Exercise description
Please reproduce the data in its entirety, word for word.

Records provided
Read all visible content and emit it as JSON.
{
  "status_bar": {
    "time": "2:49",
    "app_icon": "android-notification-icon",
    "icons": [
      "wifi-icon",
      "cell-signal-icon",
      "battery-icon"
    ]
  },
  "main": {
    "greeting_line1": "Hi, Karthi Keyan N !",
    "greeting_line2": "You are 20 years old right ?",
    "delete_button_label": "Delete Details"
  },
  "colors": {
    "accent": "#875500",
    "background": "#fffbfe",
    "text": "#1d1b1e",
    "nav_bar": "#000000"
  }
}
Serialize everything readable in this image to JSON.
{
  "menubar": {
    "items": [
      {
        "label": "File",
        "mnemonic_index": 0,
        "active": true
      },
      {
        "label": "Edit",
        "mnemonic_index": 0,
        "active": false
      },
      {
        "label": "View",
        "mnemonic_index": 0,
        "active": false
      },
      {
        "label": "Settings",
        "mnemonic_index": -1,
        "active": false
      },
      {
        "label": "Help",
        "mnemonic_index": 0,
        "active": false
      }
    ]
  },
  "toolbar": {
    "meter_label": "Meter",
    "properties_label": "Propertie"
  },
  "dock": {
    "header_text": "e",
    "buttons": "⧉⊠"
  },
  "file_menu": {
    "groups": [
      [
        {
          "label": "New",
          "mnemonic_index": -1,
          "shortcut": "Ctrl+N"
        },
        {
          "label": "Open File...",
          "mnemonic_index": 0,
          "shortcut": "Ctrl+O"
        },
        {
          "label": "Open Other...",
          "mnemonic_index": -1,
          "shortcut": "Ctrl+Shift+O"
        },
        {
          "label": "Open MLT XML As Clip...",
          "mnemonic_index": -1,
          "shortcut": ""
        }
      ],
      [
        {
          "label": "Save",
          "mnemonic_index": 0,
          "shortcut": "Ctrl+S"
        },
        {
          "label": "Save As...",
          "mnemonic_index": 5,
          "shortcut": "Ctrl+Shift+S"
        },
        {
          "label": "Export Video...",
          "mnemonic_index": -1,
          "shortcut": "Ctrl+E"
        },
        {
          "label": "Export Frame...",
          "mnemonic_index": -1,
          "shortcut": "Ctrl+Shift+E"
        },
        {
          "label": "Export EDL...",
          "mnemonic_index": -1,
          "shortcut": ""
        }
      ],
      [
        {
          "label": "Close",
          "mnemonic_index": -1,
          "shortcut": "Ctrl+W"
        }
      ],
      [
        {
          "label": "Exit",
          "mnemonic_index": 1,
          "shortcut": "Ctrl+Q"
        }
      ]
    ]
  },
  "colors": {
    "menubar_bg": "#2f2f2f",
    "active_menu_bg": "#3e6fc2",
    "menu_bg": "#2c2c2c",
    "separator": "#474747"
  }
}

Exercise result
Read all visible content and emit it as JSON.
{
  "status_bar": {
    "time": "2:49",
    "app_icon": "android-notification-icon",
    "icons": [
      "wifi-icon",
      "cell-signal-icon",
      "battery-icon"
    ]
  },
  "main": {
    "greeting_line1": "Hi, Karthi Keyan N !",
    "greeting_line2": "You are 20 years old right ?",
    "delete_button_label": "Delete Details"
  },
  "colors": {
    "accent": "#875500",
    "background": "#fffbfe",
    "text": "#1d1b1e",
    "nav_bar": "#000000"
  }
}
Serialize everything readable in this image to JSON.
{
  "menubar": {
    "items": [
      {
        "label": "File",
        "mnemonic_index": 0,
        "active": true
      },
      {
        "label": "Edit",
        "mnemonic_index": 0,
        "active": false
      },
      {
        "label": "View",
        "mnemonic_index": 0,
        "active": false
      },
      {
        "label": "Settings",
        "mnemonic_index": -1,
        "active": false
      },
      {
        "label": "Help",
        "mnemonic_index": 0,
        "active": false
      }
    ]
  },
  "toolbar": {
    "meter_label": "Meter",
    "properties_label": "Propertie"
  },
  "dock": {
    "header_text": "e",
    "buttons": "⧉⊠"
  },
  "file_menu": {
    "groups": [
      [
        {
          "label": "New",
          "mnemonic_index": -1,
          "shortcut": "Ctrl+N"
        },
        {
          "label": "Open File...",
          "mnemonic_index": 0,
          "shortcut": "Ctrl+O"
        },
        {
          "label": "Open Other...",
          "mnemonic_index": -1,
          "shortcut": "Ctrl+Shift+O"
        },
        {
          "label": "Open MLT XML As Clip...",
          "mnemonic_index": -1,
          "shortcut": ""
        }
      ],
      [
        {
          "label": "Save",
          "mnemonic_index": 0,
          "shortcut": "Ctrl+S"
        },
        {
          "label": "Save As...",
          "mnemonic_index": 5,
          "shortcut": "Ctrl+Shift+S"
        },
        {
          "label": "Export Video...",
          "mnemonic_index": -1,
          "shortcut": "Ctrl+E"
        },
        {
          "label": "Export Frame...",
          "mnemonic_index": -1,
          "shortcut": "Ctrl+Shift+E"
        },
        {
          "label": "Export EDL...",
          "mnemonic_index": -1,
          "shortcut": ""
        }
      ],
      [
        {
          "label": "Close",
          "mnemonic_index": -1,
          "shortcut": "Ctrl+W"
        }
      ],
      [
        {
          "label": "Exit",
          "mnemonic_index": 1,
          "shortcut": "Ctrl+Q"
        }
      ]
    ]
  },
  "colors": {
    "menubar_bg": "#2f2f2f",
    "active_menu_bg": "#3e6fc2",
    "menu_bg": "#2c2c2c",
    "separator": "#474747"
  }
}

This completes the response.